- Podcast. If you’ve got someone with a voice for radio, have them convert your article into an audio file. Otherwise get professional talent from a source like from Voice Talent Now (on the lower end) to VoiceBunny (on the higher end) to do it for you. Link and promote your audio version with your blog article.
- Whiteboard Video. Take your audio and use it as narration to a whiteboard video version of your article. Leverage your visuals and communicate key concepts with simple slides. This will appeal to both your auditory and visual learners. Popular resources for creating these videos are Videoscribe by Sparkol and Animoto.

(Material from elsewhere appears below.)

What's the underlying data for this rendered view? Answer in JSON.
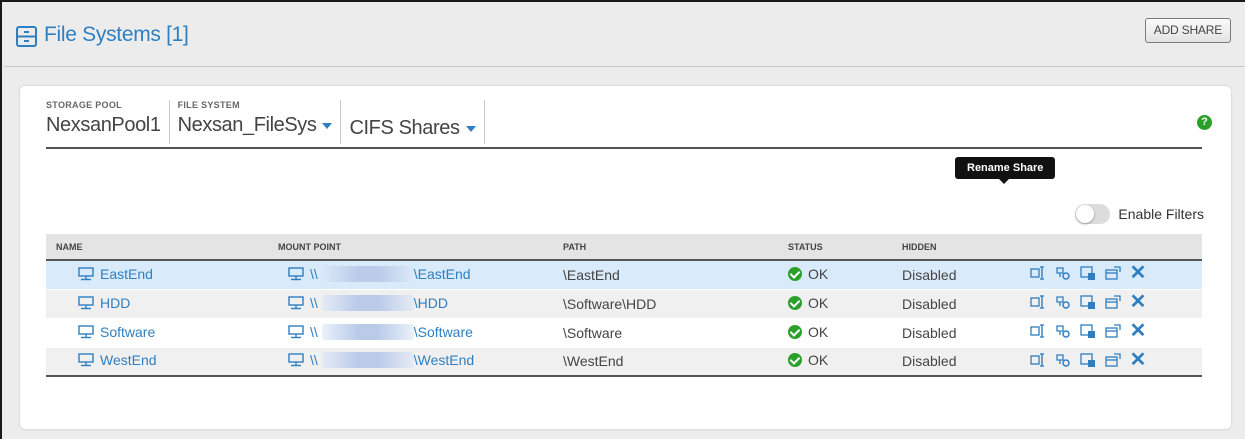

- Slideshare. Sometimes, creating a traditional PowerPoint version of the article may be as close as you can get to tactile interaction. The reader must advance the slide controls to consume the content.
- Downloadables. Occasionally, content will present you with the opportunity to create resources such as worksheets or spreadsheets. These are ideal for the kinesthetic learners. They get to take all the actions to register for and download the resource. Then they either print it or interact with it on screen.
Learning Modes for Content Promotion
If we are going to the trouble to create interesting and relevant content via learning modes, it makes sense we would be more effective in reaching our audience by promoting it the same way.
- Twitter. 140 characters of visual communication. Add a photo to kick up the visual appeal.
- Video ads. Short, attention-getting video on Facebook and other platforms can draw your visual and auditory audience.
- Rich or interactive banners. These can be effective, particularly when used on your site. They are one way to appeal to tactile learners with minimal investment.
- Email. Email acts as a hybrid vehicle; it contains a high degree of visual communication requiring interaction to access growing levels of detail.
When thinking about your customers and prospects, look at how they interact with your content—it might yield an interesting layer of insight for your sales and marketing efforts. Some organizations base their outreach methods on a series of emails, initiating the sales process with those who respond. Others favor phone contact, the old smile and dial.
Understanding the types of content with which a prospect or customer has engaged may give insight into the mode of communication they prefer. Here are is a thought starter for setting up event tracking within Google Analytics to track interactions with content on your site. Consult with your IT team for implementation to make sure you don’t jack up your stats, like bounce rate, for example.
Here is Google’s Event Tracking Guide, for reference.
Modify the Urchin code to match your tracking schema and reporting needs. This will contain your category (Visual, Auditory or Tactile), action (Read, Listen, Submit, etc.), label (name of the content – ‘Content Marketing Calendar’).
There is also an optional ‘value’ component which could be used to assign a numeric score to the interaction in support of lead scoring or customer profiling. Finally, there is ‘non-interaction’ which affects bounce rate. The default setting will not affect bounce rates.
_trackEvent(category, action, opt_label, opt_value, opt_noninteraction
Create the custom links that will measure your content interactions. For example, let’s assume we have a video from a conference where one of our associates delivered a stunning presentation. We would like to measure content consumption in the Auditory learning mode by using the following type of custom link:
<a href='path to video' onClick="_gaq.push(['_trackEvent', 'Auditory', 'Listen', 'SMX Israel Panel Discussion']);">Play</a>
Once everything is setup, you can test your new action tracking by interacting with your content to view the results. The events will be captured in your Google Analytics “Content” section. In the left hand navigation, select “Behavior” then “Events” then “Overview”. You should see your activity here. You can then drill down to see your “Events Flow” for more insights into user behavior.
Have some fun exploring learning modes. Share some of the insights you gain from your customers and prospects.